High Voltage Riddle No.1 - HV power line and metallic structure interference
Are there any hazardous interference (induced voltages) between power line and vicinity metallic structures or any recommendation about it?

#1
Mon, March 8th, 2010 - 18:56
Overhead AC power line field may induce voltages on the metallic pipelines running in close vicinity leading to serious adverse effects due to sharing of the right-of-way. This electromagnetic interference is present both during normal operating conditions as well as during faults. The coupling of the field with the pipeline takes place either through the capacitive path or through the inductive or conductive paths.
In the present work, the induced voltages due to capacitive and inductive coupling on metallic pipelines running in close vicinity of high voltage power transmission lines have been computed. The conductor surface field gradients calculated for the various phase configurations have been presented in the thesis. Also the electric fields under transmission lines, for both single circuit and double circuit (various phase arrangements) have been analyzed. Based on the above results, an optimum configuration giving the lowest field under the power line as well as the lowest conductor surface gradient has been arrived at and for this configuration induced voltage on the pipeline has been computed using the Charge Simulation Method (CSM). For calculating the induced voltage due to the inductive coupling, electromotive force (EMF), induced along the pipeline due to the magnetic field created by the transmission line has been calculated. The potential difference between the pipeline and the earth, due to the above induced EMFs, is then calculated. As the zones of influence are generally formed by parallelism, approaches, crossings as well as removals, the computation involves subdividing the zone into several sections corresponding to these zones. The calculation of voltages is carried out at both the ends of the sections. Each section is represented by an equivalent п electrical network, which is influenced by the induced EMF. The induced EMF is calculated during faulted conditions as well as during steady state conditions. Inductive coupling calculations have been carried out for the following cases:

- Perfect parallelism between power line and pipeline.
-Zone of influences formed by parallelism, approaches, crossings and removals.

It has been observed that when the pipeline is approaching the HV transmission line at an angle, then running parallel for certain distance and finally deviating away, the induced voltage is maximum at the point of approach or removal of the pipeline from the transmission line corridor.
The induced voltage is almost negligible near to the midpoint of the zone of influence.

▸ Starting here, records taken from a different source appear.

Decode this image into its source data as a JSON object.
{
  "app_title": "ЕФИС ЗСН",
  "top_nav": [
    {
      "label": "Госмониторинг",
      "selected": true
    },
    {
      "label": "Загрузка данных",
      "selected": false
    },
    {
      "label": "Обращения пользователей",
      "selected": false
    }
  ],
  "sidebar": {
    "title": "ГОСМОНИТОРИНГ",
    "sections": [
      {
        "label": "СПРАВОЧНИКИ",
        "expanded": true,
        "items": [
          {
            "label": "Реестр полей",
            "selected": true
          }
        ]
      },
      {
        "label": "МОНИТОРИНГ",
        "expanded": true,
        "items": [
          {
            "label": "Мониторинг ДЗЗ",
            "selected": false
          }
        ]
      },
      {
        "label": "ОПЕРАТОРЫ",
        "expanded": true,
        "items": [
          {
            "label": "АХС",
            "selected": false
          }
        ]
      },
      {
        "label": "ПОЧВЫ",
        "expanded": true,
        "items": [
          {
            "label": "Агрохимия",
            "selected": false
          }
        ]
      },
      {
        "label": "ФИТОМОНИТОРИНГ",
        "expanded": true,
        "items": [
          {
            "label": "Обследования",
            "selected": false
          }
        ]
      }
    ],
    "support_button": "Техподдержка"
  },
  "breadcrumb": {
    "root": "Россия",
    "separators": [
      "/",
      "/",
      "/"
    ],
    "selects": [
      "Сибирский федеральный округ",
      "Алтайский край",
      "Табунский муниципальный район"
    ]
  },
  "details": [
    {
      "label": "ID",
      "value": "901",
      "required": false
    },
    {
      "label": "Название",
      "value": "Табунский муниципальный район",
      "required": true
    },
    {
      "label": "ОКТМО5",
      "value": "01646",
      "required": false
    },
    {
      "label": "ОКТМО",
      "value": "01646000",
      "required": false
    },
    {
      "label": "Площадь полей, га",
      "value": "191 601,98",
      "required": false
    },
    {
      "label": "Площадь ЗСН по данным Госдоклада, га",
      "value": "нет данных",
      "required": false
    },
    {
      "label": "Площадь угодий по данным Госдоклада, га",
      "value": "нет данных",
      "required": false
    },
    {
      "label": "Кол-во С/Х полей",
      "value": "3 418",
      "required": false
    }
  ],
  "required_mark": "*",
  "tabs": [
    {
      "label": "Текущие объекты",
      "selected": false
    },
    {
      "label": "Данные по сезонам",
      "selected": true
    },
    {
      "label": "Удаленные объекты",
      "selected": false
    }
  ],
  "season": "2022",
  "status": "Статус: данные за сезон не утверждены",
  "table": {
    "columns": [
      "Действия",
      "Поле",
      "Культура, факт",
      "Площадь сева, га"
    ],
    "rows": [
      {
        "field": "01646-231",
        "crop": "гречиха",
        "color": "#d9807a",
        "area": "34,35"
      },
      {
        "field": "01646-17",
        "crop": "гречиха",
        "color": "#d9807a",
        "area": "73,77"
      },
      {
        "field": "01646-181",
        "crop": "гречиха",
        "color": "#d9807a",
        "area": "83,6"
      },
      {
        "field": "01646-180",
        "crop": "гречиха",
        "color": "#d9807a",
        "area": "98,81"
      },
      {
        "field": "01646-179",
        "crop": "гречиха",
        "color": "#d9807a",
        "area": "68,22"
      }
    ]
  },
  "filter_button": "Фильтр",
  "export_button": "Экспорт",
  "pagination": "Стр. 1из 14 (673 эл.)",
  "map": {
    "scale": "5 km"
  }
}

The profile of the induced voltage also depend on whether the pipeline is grounded or left open circuited at the extremities of the zone of influence.

About other metallic structures, the electric field associated with potentials on power conductors can develop a potential on an inadequately grounded structure in the vicinity of the power system. The potential that the structure attains because of capacitive coupling varies with the power conductor potential and depends on many factors, including the geometric configurations of the structures involved. During construction, when the structure is aboveground or in an open trench, it may reach a dangerously high potential. When the structure is buried or submerged, the capacitive coupling effect usually is not significant unless:
1- The soil resistivity is high
2- The structure is electrically isolated
3- The structure is very long
AC current flow in power conductors producers an alternating magnetic field around these conductors. Thus, an AC potential can be induced in an adjacent structure within this magnetic field, and current may flow in that structure. The magnitude of the induced potential depends on many factors including the overall geometric configuration of the structures involved, the magnitude of the current in the power circuit, and any current imbalance. If the currents in a three-phase power system are equal (balanced) and the affected structure is equidistant from each of the conductors, the total induced voltage is zero. This, however, is seldom the case, and induced AC voltage is usually present on the affected structure. Greater electromagnetically induced potentials may occur during a phase-to-ground or phase-to-phase fault in multiphase circuits because of the higher magnitude of fault current in these systems. The leakage conductance to ground, caused by the resistive coupling of the affected structure, allows AC current to flow between that structure and earth. This phenomenon, combined with other factors, results in different values of AC structure-to-electrolyte potential along the affected structure. The higher the dielectric strength and resistance of the coating and the higher the soil resistivity, the greater the induced AC potential.
According NACE standard RP0177-2000, during the construction of metallic structures in areas of AC influence, the following minimum protective requirements are prescribed:
1-On long, metallic structures paralleling AC power systems, temporary electrical grounds shall be used at intervals not greater than 300 m, with the first ground installed at the beginning of the section. Under certain conditions, a ground may be required on individual structure joints or sections before handling.
2-All temporary grounding connections shall be left in place until immediately prior to backfilling. Sufficient temporary grounds shall be maintained on each portion of the structure until adequate permanent grounding connections have been made.